It not hard to show King was a badly flawed public figure. But one can no longer do that in the US without being suspected of being a “rightwing extremist”—often by self-described “conservatives” in the press. King’s frequent acts of plagiarism, extending from his doctoral dissertation to his renowned “I Have a Dream” Speech delivered at the Washington Mall on August 28, 1963, have long been matters of record. One diligent scholar, Theodore Pappas, has devoted an entire work, Plagiarism and the Cultural Wars, to identifying King’s borrowed sources. Pappas proves to what extent King as an orator and author engaged in “voice-dubbing” and “textual borrowing,” as the mainstream media have referred to his frequent verbal thefts.
He was also a notorious philanderer who was not above using his pastoral activities to “counsel” young, voluptuous women. Some of his own advisors complained that his amorous activities got in the way of his political activities, although in his defense it might be argued that he had plenty of time for both. His connection to Communist friends, and most notoriously from 1957 onward to veteran CP activist Stanley Levison, and the pop Marxist phrases that laced his political commentary suggest that King was something other than the “Christian” idealist whom the GOP have discovered in his biography.

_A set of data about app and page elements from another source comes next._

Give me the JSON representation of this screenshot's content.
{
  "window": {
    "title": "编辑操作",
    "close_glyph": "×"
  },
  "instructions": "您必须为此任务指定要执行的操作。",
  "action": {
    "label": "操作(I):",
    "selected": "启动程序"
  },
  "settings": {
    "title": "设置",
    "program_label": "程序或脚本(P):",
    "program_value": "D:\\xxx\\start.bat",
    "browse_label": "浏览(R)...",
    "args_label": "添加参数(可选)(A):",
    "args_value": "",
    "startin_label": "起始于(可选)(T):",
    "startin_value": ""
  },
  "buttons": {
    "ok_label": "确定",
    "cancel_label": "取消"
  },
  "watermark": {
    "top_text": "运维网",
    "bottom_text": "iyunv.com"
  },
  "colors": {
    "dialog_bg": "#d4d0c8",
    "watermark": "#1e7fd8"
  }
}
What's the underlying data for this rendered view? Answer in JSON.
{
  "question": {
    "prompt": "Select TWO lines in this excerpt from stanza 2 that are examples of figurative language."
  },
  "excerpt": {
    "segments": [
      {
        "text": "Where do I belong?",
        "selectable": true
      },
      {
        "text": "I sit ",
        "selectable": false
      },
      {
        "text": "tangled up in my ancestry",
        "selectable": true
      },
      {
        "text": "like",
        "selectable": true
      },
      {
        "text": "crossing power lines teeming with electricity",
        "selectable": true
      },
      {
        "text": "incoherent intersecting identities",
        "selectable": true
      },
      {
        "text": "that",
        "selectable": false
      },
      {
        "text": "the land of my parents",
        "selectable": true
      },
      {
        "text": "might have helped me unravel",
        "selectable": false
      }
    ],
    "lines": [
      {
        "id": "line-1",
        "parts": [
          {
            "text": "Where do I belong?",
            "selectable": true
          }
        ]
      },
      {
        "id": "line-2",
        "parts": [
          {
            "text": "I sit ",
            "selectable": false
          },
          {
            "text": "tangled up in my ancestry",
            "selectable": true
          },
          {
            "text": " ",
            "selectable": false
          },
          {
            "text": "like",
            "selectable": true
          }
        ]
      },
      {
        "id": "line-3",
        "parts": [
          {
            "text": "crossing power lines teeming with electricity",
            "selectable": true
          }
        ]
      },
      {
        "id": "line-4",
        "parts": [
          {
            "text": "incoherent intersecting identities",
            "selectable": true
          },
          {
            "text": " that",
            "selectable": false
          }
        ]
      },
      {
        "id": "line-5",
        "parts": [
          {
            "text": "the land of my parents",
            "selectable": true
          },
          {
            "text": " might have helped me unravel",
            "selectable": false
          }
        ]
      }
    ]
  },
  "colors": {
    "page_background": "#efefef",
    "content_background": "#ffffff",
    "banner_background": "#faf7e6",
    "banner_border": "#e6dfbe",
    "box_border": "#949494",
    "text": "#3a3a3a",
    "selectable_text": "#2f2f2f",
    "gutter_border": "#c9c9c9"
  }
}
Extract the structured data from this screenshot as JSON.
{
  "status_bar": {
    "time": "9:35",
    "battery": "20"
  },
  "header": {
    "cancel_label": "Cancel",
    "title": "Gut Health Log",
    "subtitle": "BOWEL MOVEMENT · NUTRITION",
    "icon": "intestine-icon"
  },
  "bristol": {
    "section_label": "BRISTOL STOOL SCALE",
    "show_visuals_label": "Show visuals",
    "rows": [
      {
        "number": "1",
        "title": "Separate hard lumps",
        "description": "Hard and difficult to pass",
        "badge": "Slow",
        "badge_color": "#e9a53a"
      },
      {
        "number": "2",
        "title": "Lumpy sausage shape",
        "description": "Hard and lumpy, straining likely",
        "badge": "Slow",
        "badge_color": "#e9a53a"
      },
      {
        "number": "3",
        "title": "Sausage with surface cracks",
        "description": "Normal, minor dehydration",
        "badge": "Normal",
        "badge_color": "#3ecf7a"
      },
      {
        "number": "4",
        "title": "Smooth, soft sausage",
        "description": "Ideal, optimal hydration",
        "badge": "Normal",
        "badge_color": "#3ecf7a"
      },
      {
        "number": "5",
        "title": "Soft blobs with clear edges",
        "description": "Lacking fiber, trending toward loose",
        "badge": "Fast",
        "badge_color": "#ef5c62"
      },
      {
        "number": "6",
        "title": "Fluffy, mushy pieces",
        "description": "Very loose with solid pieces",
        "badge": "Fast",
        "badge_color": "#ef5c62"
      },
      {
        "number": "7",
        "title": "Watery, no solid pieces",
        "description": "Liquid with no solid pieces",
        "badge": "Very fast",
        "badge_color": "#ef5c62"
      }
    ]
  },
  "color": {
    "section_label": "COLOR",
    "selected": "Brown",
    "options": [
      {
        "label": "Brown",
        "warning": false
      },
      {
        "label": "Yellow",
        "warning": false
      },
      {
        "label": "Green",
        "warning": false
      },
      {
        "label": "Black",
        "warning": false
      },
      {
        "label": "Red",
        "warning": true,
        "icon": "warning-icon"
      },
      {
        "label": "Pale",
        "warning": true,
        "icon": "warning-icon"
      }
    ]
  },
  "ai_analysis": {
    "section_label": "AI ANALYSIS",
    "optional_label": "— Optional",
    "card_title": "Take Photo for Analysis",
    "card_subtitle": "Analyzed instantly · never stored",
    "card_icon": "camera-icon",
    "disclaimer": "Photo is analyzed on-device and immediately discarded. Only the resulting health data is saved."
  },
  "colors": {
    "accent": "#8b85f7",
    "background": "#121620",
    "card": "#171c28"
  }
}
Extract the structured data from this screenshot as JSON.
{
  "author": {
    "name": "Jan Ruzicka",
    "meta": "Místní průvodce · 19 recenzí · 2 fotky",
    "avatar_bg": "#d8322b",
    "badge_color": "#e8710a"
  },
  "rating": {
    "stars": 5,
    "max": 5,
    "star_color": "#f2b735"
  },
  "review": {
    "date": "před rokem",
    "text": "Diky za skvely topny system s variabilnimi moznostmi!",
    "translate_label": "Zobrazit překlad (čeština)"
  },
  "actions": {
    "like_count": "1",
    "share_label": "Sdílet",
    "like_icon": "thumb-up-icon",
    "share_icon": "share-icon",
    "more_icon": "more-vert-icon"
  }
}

In his defense it is questionable whether King would have had anything but contempt for those “conservative” publicists who have tried to turn him into an advocate of free market economics, meritocracy, and war-mongering American patriotism. King already in the 1950s had called for government-introduced racial quotas in employment; he was also demonstrably a socialist with Marxist overtones in economics, and he famously denounced the Vietnam War as a struggle that hurt blacks by delaying their quest for equality. Although King had indeed just grievances, at least in the beginning of his career, his politics quickly descended into those of his disciple Jesse Jackson.
But my purpose is not to run him down. It is rather to stress his unsuitability for the role into which he was thrust after his death. I still recall standing in line to buy stamps in a post office in 1983 when a mother was explaining to her son who was looking at a newly minted stamp: “No, that’s not the famous Martin Luther. It’s a monk who was born five-hundred years ago, somewhere in Europe.” This woman had, if anything, understated King’s rising value, which was not to replace the father of the Protestant Reformation but Luther’s savior. For this is certainly what King has become, a martyred deity, in today’s American political culture.